Everyone has seen a television show where an unassuming individual (though sometimes a superhero in disguise) tackles a wrongdoer and makes a citizen's arrest. Since few of us have actually done this, you may wonder whether this procedure is legal. The simple answer is: sometimes. Needless to say, state laws differ dramatically on when a citizen's arrest is justified.
The History of the Citizen's Arrest
Private individuals can, in certain situations, make an arrest. Citizen's arrests occur when ordinary people detain criminals who are caught in illegal acts.
The idea of citizen’s arrest started way back in medieval Britain. The law enforcement types at that time were few, and they asked and expected citizens to help maintain order and apprehend criminals. The British continued this tradition as they colonized regions around the world, since the colonizers didn't bring many formal police forces with them. The practice extended to the colonies in America, and, later, continued when those colonies became the United States.
Laws About Citizen's Arrest
Today it remains legal for a citizen to detain a criminal in most states. However, the circumstances in which a citizen's arrest can be made are defined by each state in its laws, and those laws differ. The amount of force you are permitted to use when making a citizen's arrest also varies among states. That means that if you want to stand ready to arrest a wrongdoer on the street, you need to acquaint yourself with your state laws on the subject. If you act outside or beyond those laws, you do so at your own risk, since you can be sued in civil court or even prosecuted for a crime if you act outside the limits of the law.
A typical citizen's arrest statute is that of California, where citizen's arrest is permitted by the California Penal Code section 837. It provides that a private person can arrest another for any crime if he sees the person committing the offense.
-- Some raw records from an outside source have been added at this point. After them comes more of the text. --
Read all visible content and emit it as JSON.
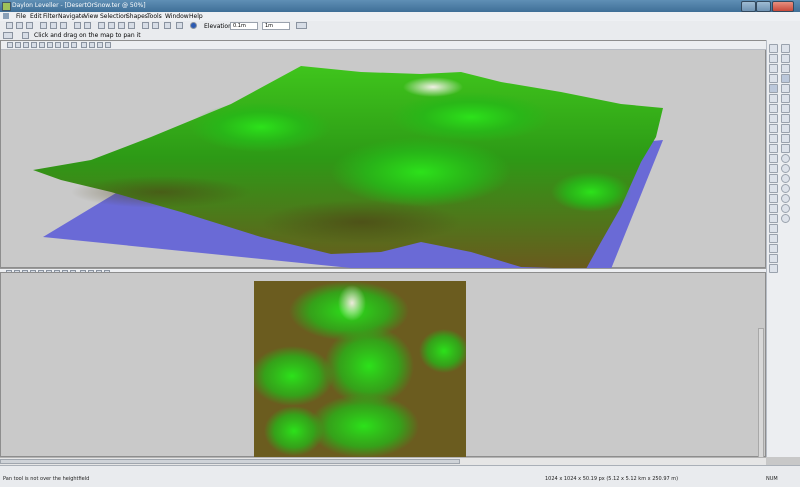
{
  "window": {
    "title": "Daylon Leveller - [DesertOrSnow.ter @ 50%]"
  },
  "menu": [
    "File",
    "Edit",
    "Filter",
    "Navigate",
    "View",
    "Selection",
    "Shapes",
    "Tools",
    "Window",
    "Help"
  ],
  "toolbar": {
    "elevations_label": "Elevations:",
    "elev_low": "0.1m",
    "elev_high": "1m"
  },
  "hint": {
    "text": "Click and drag on the map to pan it"
  },
  "status": {
    "left": "Pan tool is not over the heightfield",
    "dims": "1024 x 1024 x 50.19 px (5.12 x 5.12 km x 250.97 m)",
    "num": "NUM"
  },
  "colors": {
    "water": "#6a6ad6",
    "terrain_low": "#6a5a1e",
    "terrain_mid": "#2aa81a",
    "terrain_high": "#2ce21a",
    "snow": "#e8e6dc"
  }
}
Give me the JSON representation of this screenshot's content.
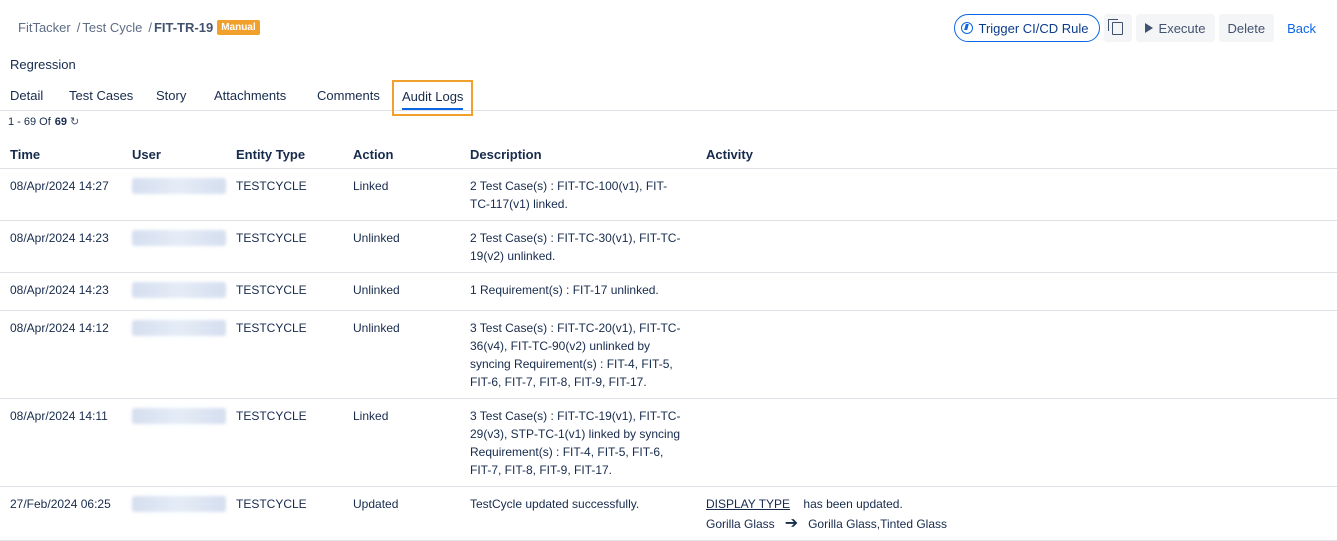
{
  "breadcrumb": {
    "project": "FitTacker",
    "section": "Test Cycle",
    "current": "FIT-TR-19",
    "badge": "Manual"
  },
  "actions": {
    "trigger_label": "Trigger CI/CD Rule",
    "execute_label": "Execute",
    "delete_label": "Delete",
    "back_label": "Back"
  },
  "subtitle": "Regression",
  "tabs": [
    {
      "label": "Detail"
    },
    {
      "label": "Test Cases"
    },
    {
      "label": "Story"
    },
    {
      "label": "Attachments"
    },
    {
      "label": "Comments"
    },
    {
      "label": "Audit Logs",
      "active": true
    }
  ],
  "pager": {
    "range": "1 - 69 Of",
    "total": "69"
  },
  "columns": {
    "time": "Time",
    "user": "User",
    "entity": "Entity Type",
    "action": "Action",
    "description": "Description",
    "activity": "Activity"
  },
  "rows": [
    {
      "time": "08/Apr/2024 14:27",
      "entity": "TESTCYCLE",
      "action": "Linked",
      "description": "2 Test Case(s) : FIT-TC-100(v1), FIT-TC-117(v1) linked."
    },
    {
      "time": "08/Apr/2024 14:23",
      "entity": "TESTCYCLE",
      "action": "Unlinked",
      "description": "2 Test Case(s) : FIT-TC-30(v1), FIT-TC-19(v2) unlinked."
    },
    {
      "time": "08/Apr/2024 14:23",
      "entity": "TESTCYCLE",
      "action": "Unlinked",
      "description": "1 Requirement(s) : FIT-17 unlinked."
    },
    {
      "time": "08/Apr/2024 14:12",
      "entity": "TESTCYCLE",
      "action": "Unlinked",
      "description": "3 Test Case(s) : FIT-TC-20(v1), FIT-TC-36(v4), FIT-TC-90(v2) unlinked by syncing Requirement(s) : FIT-4, FIT-5, FIT-6, FIT-7, FIT-8, FIT-9, FIT-17."
    },
    {
      "time": "08/Apr/2024 14:11",
      "entity": "TESTCYCLE",
      "action": "Linked",
      "description": "3 Test Case(s) : FIT-TC-19(v1), FIT-TC-29(v3), STP-TC-1(v1) linked by syncing Requirement(s) : FIT-4, FIT-5, FIT-6, FIT-7, FIT-8, FIT-9, FIT-17."
    },
    {
      "time": "27/Feb/2024 06:25",
      "entity": "TESTCYCLE",
      "action": "Updated",
      "description": "TestCycle updated successfully.",
      "activity": {
        "field": "DISPLAY TYPE",
        "message": "has been updated.",
        "from": "Gorilla Glass",
        "to": "Gorilla Glass,Tinted Glass"
      }
    }
  ]
}
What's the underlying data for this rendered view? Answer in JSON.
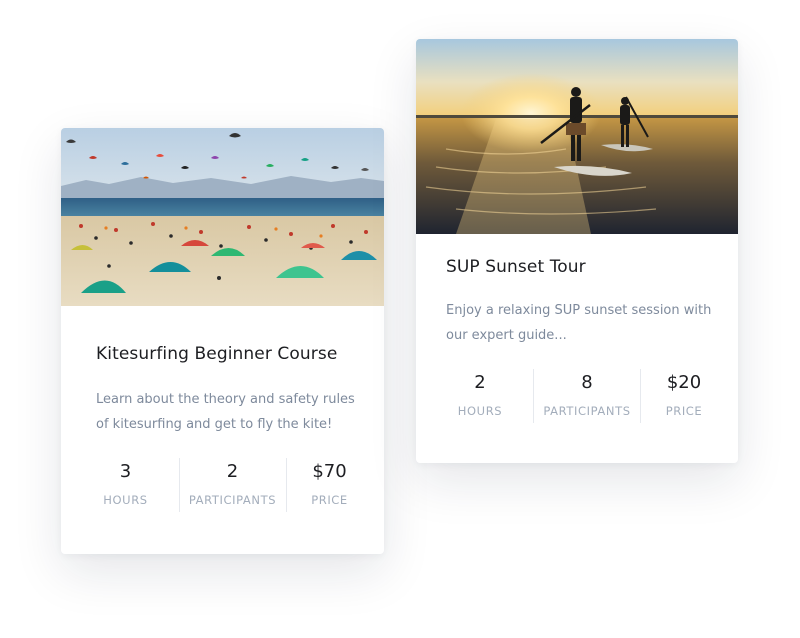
{
  "cards": [
    {
      "title": "Kitesurfing Beginner Course",
      "description": "Learn about the theory and safety rules of kitesurfing and get to fly the kite!",
      "image": "kitesurfing-beach-photo",
      "stats": [
        {
          "value": "3",
          "label": "HOURS"
        },
        {
          "value": "2",
          "label": "PARTICIPANTS"
        },
        {
          "value": "$70",
          "label": "PRICE"
        }
      ]
    },
    {
      "title": "SUP Sunset Tour",
      "description": "Enjoy a relaxing SUP sunset session with our expert guide...",
      "image": "sup-sunset-photo",
      "stats": [
        {
          "value": "2",
          "label": "HOURS"
        },
        {
          "value": "8",
          "label": "PARTICIPANTS"
        },
        {
          "value": "$20",
          "label": "PRICE"
        }
      ]
    }
  ],
  "colors": {
    "title": "#1d1e22",
    "description": "#7e8a9c",
    "stat_label": "#a3adbb",
    "divider": "#e6e9ee"
  }
}
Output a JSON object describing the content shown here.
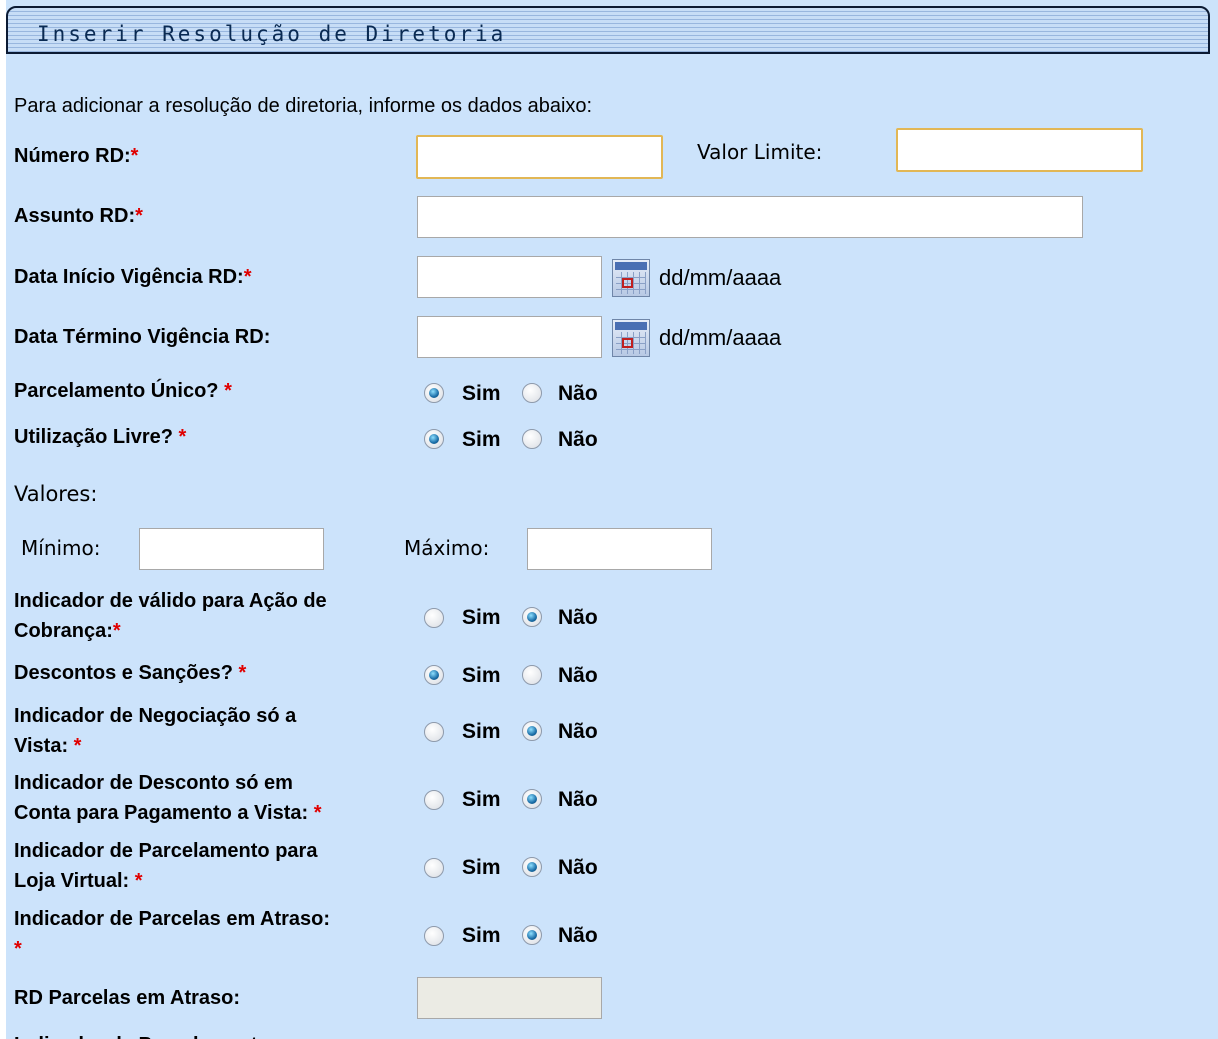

He can also arrest someone for a felony, even if he doesn't see it happen, if a felony has in fact been committed and the citizen has reasonable cause to believe the person arrested committed it.
This means that, in California, you can arrest someone for a misdemeanor if you see it happen, but not if you don't, even if you have good reason to believe the person in front of you did commit a misdemeanor. A felony is a different story. Note that in other states, like Arkansas, you cannot arrest someone for a misdemeanor even if it happens right before your eyes. In these states, citizen's arrests can be made only for felonies. So what's a misdemeanor in your state, and what's a felony? If you don't know or aren't sure, you may want to limit your citizen's arrests to crimes that happen in front of you.
If you see a crime happening in front of you, how to proceed? Assess your risk, since it probably isn't worth getting assaulted when trying to be a good citizen. The odds are the person isn't going to go quietly. If you decide to go ahead, speak in a commanding voice and announce that the person is under citizen's arrest. Detain him, using only reasonable force. Call the police as soon as possible.
Can a Citizen Pull Over a Cop?
Under state laws, a citizen can arrest any person in certain circumstances. Most states do not carve out an exception for police officers, but in reality, this is very impractical and probably a bad idea. Police officers are likely to be armed and may actually be acting legitimately.
Read More: Types of Citizens
A citizen's arrest is when a criminal is detained by a member of the public instead of a law enforcement officer.
Teo Spengler earned a J.D. from U.C. Berkeley's Boalt Hall. As an Assistant Attorney General in Juneau, she practiced before the Alaska Supreme Court and the U.S. Supreme Court before opening a plaintiff's personal injury practice in San Francisco. She holds both an M.A. and an M.F.A in creative writing and enjoys writing legal blogs and articles. Her work has appeared in numerous online publications including USA Today, Legal Zoom, eHow Business, Livestrong, SF Gate, Go Banking Rates, Arizona Central, Houston Chronicle, Navy Federal Credit Union, Pearson, Quicken.com, TurboTax.com, and numerous attorney websites. Spengler splits her time between the French Basque Country and Northern California.